EXERCISE
Exactly as they appear, output all of the records. Skip any images.

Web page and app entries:
==================================================

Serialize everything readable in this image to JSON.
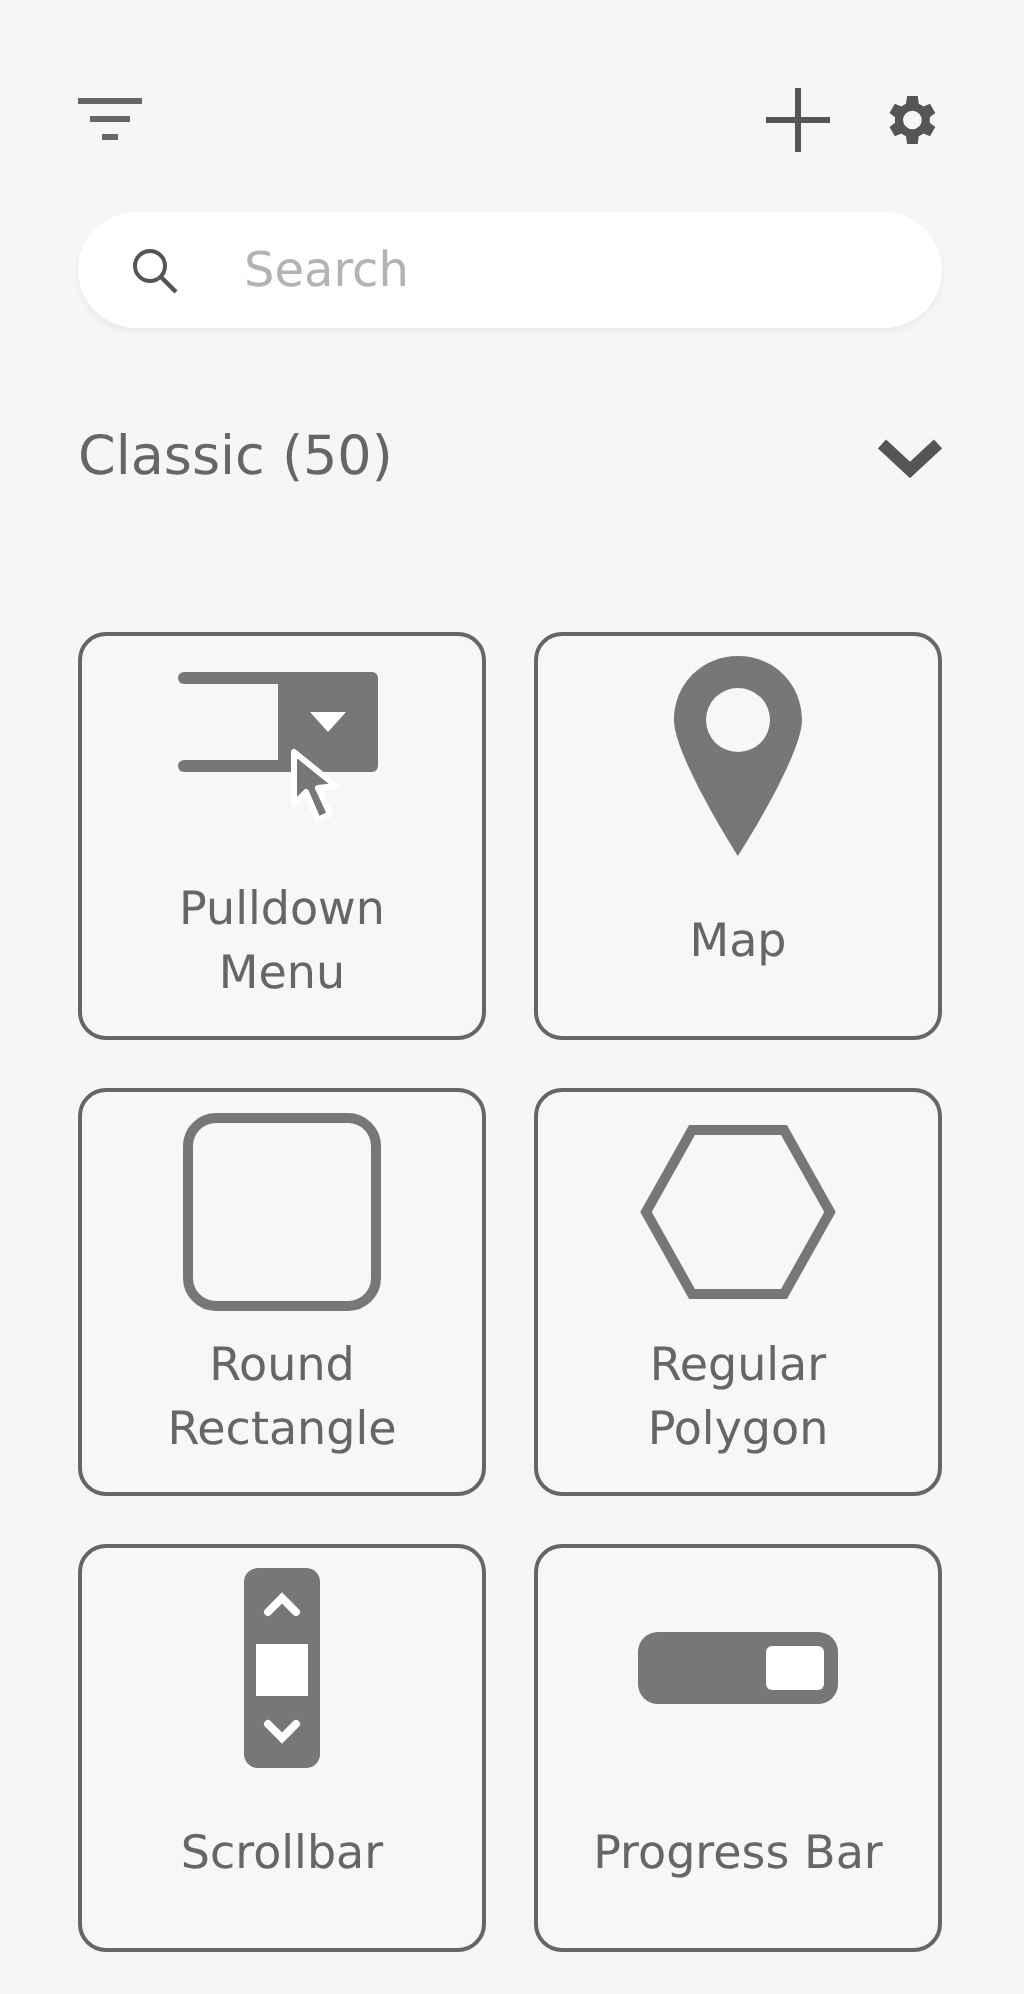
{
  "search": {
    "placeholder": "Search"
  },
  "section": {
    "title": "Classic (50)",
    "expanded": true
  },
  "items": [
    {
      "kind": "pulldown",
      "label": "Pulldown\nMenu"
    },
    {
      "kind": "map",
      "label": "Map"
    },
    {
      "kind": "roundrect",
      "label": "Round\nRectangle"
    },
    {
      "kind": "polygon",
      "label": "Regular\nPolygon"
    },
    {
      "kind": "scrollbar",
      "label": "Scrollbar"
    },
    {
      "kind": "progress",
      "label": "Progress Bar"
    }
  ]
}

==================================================

SOLUTION TO THIS EXERCISE
Serialize everything readable in this image to JSON.
{
  "search": {
    "placeholder": "Search"
  },
  "section": {
    "title": "Classic (50)",
    "expanded": true
  },
  "items": [
    {
      "kind": "pulldown",
      "label": "Pulldown\nMenu"
    },
    {
      "kind": "map",
      "label": "Map"
    },
    {
      "kind": "roundrect",
      "label": "Round\nRectangle"
    },
    {
      "kind": "polygon",
      "label": "Regular\nPolygon"
    },
    {
      "kind": "scrollbar",
      "label": "Scrollbar"
    },
    {
      "kind": "progress",
      "label": "Progress Bar"
    }
  ]
}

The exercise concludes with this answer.